One of the questions most commonly asked of me (because I work at an analytics company) is what tools we use to manage all the data we have access to and how we make sense of all the that information.
Perhaps counterintuitively, I often suggest that thinking about purchasing sophisticated data tools may not be necessary, at least not at first.
With a few simple steps, data can work for you even if you don't have fancy tools. Here are three steps that can make the most impact.
1. Get to know the data
Take a look around your organization and see what is being measured.
Start with your own department, noting that what is reported is typically a culled down version of a larger set of data. See whether there are things being measured that can help paint a larger picture of customer behavior, or can be used across functions.
For example, a community manager who is looking at how many retweets one company author gets versus another may also help email marketing by determining the most effective "from" address for open rates.

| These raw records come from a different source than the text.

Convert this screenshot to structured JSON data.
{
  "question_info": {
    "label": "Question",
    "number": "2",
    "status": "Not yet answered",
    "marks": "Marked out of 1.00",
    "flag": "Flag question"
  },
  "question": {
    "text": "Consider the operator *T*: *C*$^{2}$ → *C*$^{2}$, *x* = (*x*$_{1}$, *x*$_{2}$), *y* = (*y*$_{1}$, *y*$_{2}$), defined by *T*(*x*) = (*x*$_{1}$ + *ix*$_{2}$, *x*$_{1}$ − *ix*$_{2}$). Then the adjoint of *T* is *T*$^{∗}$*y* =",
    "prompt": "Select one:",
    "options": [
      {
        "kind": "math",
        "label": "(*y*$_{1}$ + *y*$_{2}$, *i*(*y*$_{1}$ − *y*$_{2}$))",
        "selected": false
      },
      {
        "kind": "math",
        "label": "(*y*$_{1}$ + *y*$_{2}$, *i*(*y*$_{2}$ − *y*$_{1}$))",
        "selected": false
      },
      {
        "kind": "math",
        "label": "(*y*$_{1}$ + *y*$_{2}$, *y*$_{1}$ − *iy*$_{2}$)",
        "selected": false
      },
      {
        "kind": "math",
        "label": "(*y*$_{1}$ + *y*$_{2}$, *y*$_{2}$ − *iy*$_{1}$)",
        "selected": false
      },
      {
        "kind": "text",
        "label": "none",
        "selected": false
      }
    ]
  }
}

For many organizations, there is a "brand account," such as Acme Corp. Within that brand there is at least one "evangelist" account (whether it's the CEO or a passionate employee) such as Wile E. Coyote. Knowing whose message is most likely to resonate with a particular audience increases the chance for conversion to take place.